=== WHAT TO WORK ON ===
Across the data below, in how many lines does the word "Computer" appear? Give only the number.

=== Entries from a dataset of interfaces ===
....................

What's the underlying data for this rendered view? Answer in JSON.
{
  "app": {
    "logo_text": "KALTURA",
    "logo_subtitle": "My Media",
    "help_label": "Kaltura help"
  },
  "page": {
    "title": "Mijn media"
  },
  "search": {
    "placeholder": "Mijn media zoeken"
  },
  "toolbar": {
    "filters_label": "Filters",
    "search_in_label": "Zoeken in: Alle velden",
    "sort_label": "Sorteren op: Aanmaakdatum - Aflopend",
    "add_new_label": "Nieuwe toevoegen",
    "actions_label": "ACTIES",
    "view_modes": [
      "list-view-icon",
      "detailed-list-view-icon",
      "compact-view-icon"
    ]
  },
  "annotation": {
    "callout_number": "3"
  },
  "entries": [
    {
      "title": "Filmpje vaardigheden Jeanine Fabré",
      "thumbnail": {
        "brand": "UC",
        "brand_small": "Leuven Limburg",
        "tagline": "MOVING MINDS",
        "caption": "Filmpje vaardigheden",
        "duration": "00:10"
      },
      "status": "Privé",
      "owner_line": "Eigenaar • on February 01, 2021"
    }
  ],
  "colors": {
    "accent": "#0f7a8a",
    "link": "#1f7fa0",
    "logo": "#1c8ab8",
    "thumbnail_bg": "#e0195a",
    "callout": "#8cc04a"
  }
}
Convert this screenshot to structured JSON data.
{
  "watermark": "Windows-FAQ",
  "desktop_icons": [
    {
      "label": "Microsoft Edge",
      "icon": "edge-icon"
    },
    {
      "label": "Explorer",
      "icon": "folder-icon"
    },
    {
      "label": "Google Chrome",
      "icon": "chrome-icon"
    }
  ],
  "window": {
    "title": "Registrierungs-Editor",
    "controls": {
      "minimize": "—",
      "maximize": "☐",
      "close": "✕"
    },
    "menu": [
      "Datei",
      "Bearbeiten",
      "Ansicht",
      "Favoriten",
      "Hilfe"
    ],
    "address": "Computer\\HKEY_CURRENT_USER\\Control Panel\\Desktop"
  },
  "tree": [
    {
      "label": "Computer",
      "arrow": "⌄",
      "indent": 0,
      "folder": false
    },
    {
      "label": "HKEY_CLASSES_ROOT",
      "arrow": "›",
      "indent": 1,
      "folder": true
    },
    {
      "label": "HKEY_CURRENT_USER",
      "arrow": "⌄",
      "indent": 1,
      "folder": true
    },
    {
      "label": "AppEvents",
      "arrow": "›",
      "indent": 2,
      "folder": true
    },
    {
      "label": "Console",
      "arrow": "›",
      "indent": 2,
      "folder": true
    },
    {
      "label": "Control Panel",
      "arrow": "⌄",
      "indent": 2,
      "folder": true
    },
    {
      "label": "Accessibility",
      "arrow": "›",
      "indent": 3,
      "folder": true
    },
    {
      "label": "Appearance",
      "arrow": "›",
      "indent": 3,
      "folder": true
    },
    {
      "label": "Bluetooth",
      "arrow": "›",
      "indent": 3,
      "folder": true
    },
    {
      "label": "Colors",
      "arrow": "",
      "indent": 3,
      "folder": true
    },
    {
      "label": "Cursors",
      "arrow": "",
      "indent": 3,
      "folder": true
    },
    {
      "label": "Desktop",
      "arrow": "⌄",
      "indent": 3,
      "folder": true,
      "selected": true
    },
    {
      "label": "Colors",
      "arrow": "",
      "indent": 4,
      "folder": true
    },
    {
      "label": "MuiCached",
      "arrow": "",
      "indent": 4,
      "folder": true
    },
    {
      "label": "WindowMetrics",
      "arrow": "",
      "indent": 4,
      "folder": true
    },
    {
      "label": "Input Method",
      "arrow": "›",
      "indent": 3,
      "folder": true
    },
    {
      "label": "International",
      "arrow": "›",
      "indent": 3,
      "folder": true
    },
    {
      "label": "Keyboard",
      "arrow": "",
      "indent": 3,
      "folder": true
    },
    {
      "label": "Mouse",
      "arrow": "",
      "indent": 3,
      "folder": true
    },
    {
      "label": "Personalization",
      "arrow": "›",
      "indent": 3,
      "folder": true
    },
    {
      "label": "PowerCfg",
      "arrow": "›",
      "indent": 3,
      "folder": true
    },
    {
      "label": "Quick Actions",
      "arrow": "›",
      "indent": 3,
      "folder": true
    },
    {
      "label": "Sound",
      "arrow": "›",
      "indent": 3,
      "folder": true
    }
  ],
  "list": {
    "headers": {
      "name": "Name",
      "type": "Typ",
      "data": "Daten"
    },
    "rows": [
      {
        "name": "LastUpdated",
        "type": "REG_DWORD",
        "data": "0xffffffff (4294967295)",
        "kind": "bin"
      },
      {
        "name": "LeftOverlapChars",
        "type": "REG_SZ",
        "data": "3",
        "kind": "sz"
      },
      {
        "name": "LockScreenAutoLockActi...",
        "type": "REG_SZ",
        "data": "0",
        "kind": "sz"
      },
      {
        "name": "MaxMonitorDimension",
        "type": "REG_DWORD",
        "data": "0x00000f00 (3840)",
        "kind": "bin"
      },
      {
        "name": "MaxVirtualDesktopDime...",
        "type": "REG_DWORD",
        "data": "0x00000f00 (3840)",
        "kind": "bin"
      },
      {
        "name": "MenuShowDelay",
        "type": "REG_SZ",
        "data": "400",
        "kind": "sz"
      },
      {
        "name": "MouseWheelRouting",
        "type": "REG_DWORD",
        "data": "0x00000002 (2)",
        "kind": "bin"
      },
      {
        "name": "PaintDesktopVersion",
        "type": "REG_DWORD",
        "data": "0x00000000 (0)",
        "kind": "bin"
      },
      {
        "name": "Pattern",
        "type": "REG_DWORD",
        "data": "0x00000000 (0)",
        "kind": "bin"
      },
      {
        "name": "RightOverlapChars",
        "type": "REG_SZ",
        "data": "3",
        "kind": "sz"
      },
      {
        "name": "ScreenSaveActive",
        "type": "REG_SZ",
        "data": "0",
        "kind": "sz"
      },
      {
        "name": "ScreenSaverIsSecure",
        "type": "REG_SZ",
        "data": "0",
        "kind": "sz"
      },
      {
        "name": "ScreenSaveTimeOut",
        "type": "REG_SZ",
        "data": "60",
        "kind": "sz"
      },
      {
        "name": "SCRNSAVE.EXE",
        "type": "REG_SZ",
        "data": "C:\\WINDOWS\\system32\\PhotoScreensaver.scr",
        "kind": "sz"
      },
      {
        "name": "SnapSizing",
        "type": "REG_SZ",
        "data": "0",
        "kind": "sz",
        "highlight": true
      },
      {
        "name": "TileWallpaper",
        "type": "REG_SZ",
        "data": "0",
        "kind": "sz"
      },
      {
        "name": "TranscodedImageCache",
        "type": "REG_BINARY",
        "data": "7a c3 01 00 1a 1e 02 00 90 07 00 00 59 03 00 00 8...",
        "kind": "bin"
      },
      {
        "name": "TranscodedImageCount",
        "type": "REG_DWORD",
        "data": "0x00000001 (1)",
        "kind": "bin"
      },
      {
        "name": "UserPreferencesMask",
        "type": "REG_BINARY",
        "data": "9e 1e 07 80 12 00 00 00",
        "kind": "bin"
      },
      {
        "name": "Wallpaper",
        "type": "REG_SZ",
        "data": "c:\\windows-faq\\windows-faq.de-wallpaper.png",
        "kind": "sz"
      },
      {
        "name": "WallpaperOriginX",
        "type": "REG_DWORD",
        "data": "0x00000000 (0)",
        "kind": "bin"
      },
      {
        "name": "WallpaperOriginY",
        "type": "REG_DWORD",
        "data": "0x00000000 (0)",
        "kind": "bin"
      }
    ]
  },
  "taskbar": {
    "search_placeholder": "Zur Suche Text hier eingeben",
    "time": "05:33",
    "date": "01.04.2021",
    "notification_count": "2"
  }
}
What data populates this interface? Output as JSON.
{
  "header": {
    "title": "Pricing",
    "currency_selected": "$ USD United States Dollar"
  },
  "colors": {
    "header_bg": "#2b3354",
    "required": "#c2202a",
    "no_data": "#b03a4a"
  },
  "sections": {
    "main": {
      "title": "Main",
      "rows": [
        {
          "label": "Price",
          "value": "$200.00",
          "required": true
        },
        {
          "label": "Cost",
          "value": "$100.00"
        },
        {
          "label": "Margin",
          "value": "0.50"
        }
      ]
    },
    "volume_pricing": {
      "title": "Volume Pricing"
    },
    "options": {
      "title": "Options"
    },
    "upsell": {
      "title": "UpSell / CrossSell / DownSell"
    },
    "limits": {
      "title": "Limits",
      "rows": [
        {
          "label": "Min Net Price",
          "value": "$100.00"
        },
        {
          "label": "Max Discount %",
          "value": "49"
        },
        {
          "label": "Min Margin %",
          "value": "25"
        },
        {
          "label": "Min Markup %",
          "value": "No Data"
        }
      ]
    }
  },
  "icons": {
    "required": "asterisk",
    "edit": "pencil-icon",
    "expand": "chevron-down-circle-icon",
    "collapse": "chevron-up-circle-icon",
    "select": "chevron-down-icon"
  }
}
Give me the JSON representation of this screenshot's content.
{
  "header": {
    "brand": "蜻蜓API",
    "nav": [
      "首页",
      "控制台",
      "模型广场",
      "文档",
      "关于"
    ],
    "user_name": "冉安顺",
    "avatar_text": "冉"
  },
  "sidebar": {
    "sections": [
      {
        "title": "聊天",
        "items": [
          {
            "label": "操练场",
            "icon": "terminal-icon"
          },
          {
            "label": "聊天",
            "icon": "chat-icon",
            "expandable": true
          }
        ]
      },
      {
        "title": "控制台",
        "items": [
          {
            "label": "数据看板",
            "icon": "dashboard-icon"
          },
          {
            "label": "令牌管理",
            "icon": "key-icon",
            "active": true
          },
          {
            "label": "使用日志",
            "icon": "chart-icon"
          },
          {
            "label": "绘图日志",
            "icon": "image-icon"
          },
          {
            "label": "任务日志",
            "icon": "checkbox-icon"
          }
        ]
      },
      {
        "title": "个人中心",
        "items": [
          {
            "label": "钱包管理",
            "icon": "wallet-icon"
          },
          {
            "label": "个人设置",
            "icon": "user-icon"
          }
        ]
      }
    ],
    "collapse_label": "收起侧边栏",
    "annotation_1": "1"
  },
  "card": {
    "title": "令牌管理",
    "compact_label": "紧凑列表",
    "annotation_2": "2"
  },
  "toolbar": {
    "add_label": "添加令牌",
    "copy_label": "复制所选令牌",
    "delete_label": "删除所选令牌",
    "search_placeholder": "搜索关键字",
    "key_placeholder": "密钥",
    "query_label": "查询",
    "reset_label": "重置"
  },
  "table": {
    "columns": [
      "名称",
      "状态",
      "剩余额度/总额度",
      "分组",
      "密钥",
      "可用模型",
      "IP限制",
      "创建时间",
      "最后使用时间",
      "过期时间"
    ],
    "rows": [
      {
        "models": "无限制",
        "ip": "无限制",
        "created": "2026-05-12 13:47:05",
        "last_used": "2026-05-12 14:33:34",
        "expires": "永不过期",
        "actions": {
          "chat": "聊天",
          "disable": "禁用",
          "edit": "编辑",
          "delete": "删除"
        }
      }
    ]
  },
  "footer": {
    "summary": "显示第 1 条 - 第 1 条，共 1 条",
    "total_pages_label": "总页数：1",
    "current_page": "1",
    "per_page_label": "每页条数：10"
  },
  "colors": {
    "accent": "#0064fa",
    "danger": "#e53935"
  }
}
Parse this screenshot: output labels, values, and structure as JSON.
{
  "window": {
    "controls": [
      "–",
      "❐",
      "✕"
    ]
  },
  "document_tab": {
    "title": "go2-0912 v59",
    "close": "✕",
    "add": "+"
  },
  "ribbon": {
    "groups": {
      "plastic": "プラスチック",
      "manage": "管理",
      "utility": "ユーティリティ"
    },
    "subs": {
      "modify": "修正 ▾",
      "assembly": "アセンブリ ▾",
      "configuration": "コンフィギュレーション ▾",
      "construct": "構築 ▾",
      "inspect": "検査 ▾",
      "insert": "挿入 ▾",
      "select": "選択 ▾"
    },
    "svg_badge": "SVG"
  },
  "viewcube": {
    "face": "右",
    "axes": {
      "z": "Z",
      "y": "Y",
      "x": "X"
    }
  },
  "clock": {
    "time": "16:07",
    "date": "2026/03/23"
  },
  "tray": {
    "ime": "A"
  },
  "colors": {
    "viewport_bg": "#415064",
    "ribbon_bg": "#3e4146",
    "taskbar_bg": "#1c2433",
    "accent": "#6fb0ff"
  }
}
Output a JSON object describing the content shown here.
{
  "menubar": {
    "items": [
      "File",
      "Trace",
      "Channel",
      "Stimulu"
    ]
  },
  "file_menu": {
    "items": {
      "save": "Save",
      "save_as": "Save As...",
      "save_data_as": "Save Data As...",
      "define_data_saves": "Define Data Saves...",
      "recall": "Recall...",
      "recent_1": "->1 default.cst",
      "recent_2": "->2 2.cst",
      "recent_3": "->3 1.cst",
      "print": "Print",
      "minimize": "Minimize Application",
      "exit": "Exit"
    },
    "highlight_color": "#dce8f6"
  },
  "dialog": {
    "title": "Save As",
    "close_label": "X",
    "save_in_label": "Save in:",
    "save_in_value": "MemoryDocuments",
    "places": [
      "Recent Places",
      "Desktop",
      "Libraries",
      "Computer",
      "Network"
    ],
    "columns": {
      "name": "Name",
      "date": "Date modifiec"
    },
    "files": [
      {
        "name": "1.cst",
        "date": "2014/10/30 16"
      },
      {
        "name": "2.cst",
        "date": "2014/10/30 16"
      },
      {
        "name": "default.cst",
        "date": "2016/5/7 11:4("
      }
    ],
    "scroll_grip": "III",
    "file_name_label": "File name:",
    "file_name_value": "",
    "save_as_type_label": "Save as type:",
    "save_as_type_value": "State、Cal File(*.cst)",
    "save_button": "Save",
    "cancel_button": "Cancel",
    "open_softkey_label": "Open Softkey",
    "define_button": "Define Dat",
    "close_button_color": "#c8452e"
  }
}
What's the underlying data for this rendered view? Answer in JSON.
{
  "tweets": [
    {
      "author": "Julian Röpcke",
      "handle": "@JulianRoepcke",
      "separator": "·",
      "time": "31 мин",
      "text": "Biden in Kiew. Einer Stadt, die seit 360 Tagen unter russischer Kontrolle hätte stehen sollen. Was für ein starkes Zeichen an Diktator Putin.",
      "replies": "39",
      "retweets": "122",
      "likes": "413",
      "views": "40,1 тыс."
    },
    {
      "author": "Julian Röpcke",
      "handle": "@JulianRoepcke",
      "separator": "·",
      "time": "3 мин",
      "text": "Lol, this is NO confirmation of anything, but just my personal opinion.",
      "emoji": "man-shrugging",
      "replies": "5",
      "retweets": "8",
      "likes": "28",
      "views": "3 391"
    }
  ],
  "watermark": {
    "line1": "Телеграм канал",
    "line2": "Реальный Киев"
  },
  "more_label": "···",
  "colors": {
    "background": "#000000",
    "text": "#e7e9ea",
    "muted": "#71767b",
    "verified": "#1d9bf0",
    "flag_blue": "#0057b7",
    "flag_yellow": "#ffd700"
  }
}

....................

=== EXERCISE RESULT ===
3